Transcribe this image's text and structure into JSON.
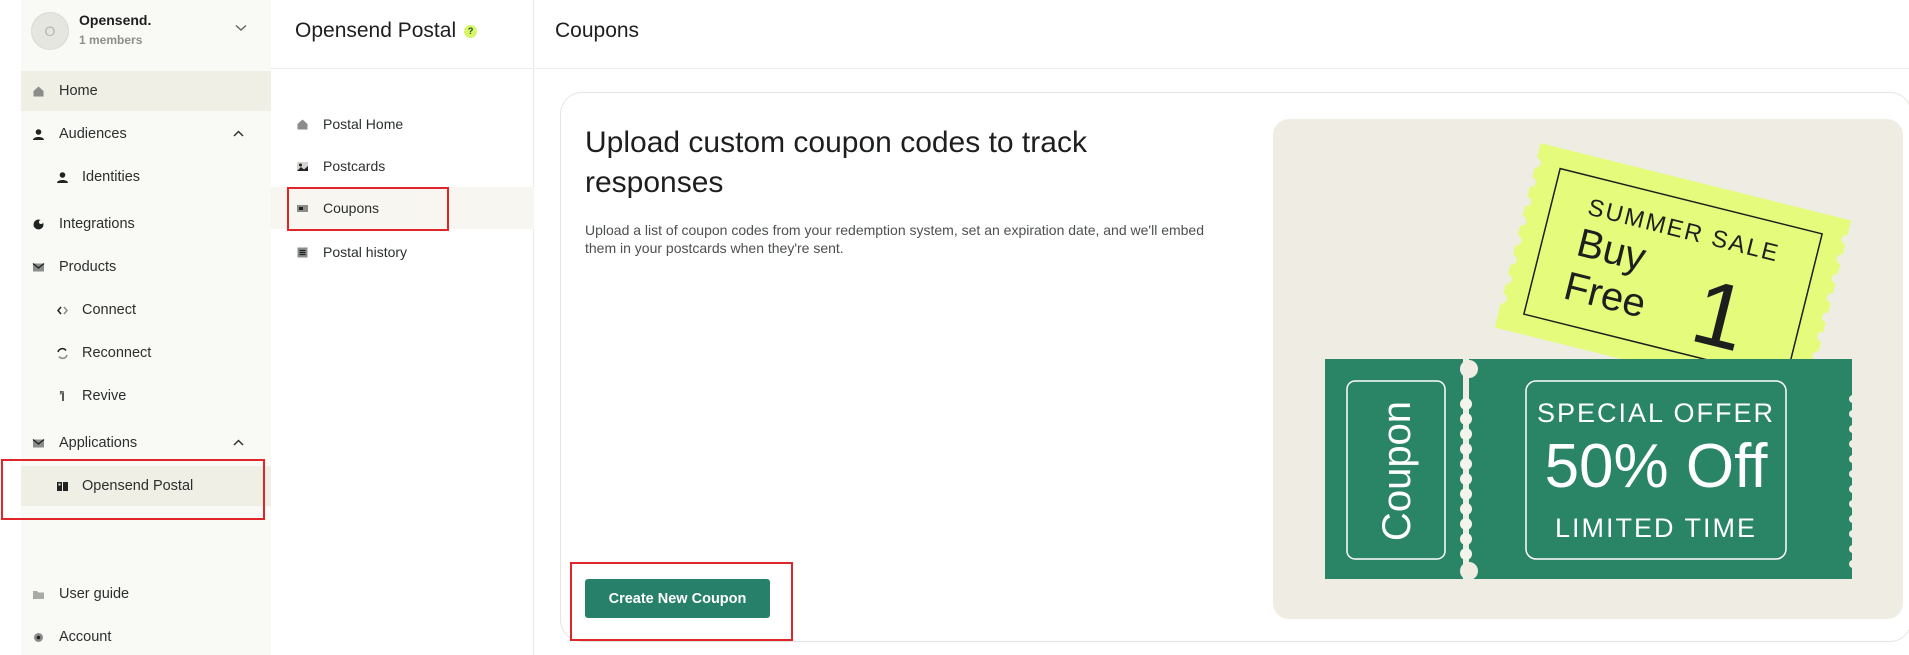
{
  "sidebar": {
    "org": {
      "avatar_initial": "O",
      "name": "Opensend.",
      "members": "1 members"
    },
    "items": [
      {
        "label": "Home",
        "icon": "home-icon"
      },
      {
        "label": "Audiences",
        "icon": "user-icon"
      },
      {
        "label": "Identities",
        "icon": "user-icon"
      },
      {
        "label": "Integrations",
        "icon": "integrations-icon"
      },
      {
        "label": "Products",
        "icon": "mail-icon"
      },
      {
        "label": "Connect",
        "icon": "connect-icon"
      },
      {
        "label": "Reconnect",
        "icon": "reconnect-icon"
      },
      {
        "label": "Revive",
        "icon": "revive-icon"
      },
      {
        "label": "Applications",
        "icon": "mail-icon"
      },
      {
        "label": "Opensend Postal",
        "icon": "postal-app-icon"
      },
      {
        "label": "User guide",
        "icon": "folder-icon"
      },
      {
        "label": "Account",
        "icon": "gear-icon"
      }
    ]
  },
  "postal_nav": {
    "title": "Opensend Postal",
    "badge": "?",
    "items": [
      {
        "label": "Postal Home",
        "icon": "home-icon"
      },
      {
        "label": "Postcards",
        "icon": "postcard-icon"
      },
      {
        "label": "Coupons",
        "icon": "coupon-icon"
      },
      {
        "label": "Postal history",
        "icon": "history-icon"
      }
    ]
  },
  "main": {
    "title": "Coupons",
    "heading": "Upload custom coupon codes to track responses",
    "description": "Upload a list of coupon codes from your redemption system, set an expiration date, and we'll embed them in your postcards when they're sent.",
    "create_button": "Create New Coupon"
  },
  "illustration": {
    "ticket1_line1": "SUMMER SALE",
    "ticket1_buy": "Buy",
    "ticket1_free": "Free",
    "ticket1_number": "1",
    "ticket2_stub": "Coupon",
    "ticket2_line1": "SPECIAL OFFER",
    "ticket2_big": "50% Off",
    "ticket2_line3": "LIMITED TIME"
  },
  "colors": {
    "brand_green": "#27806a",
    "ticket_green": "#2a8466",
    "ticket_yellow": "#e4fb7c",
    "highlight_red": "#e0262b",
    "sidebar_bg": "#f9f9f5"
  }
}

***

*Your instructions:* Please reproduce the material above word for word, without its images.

*Written solution:*
Transcribe this image's text and structure into JSON.
{
  "sidebar": {
    "org": {
      "avatar_initial": "O",
      "name": "Opensend.",
      "members": "1 members"
    },
    "items": [
      {
        "label": "Home",
        "icon": "home-icon"
      },
      {
        "label": "Audiences",
        "icon": "user-icon"
      },
      {
        "label": "Identities",
        "icon": "user-icon"
      },
      {
        "label": "Integrations",
        "icon": "integrations-icon"
      },
      {
        "label": "Products",
        "icon": "mail-icon"
      },
      {
        "label": "Connect",
        "icon": "connect-icon"
      },
      {
        "label": "Reconnect",
        "icon": "reconnect-icon"
      },
      {
        "label": "Revive",
        "icon": "revive-icon"
      },
      {
        "label": "Applications",
        "icon": "mail-icon"
      },
      {
        "label": "Opensend Postal",
        "icon": "postal-app-icon"
      },
      {
        "label": "User guide",
        "icon": "folder-icon"
      },
      {
        "label": "Account",
        "icon": "gear-icon"
      }
    ]
  },
  "postal_nav": {
    "title": "Opensend Postal",
    "badge": "?",
    "items": [
      {
        "label": "Postal Home",
        "icon": "home-icon"
      },
      {
        "label": "Postcards",
        "icon": "postcard-icon"
      },
      {
        "label": "Coupons",
        "icon": "coupon-icon"
      },
      {
        "label": "Postal history",
        "icon": "history-icon"
      }
    ]
  },
  "main": {
    "title": "Coupons",
    "heading": "Upload custom coupon codes to track responses",
    "description": "Upload a list of coupon codes from your redemption system, set an expiration date, and we'll embed them in your postcards when they're sent.",
    "create_button": "Create New Coupon"
  },
  "illustration": {
    "ticket1_line1": "SUMMER SALE",
    "ticket1_buy": "Buy",
    "ticket1_free": "Free",
    "ticket1_number": "1",
    "ticket2_stub": "Coupon",
    "ticket2_line1": "SPECIAL OFFER",
    "ticket2_big": "50% Off",
    "ticket2_line3": "LIMITED TIME"
  },
  "colors": {
    "brand_green": "#27806a",
    "ticket_green": "#2a8466",
    "ticket_yellow": "#e4fb7c",
    "highlight_red": "#e0262b",
    "sidebar_bg": "#f9f9f5"
  }
}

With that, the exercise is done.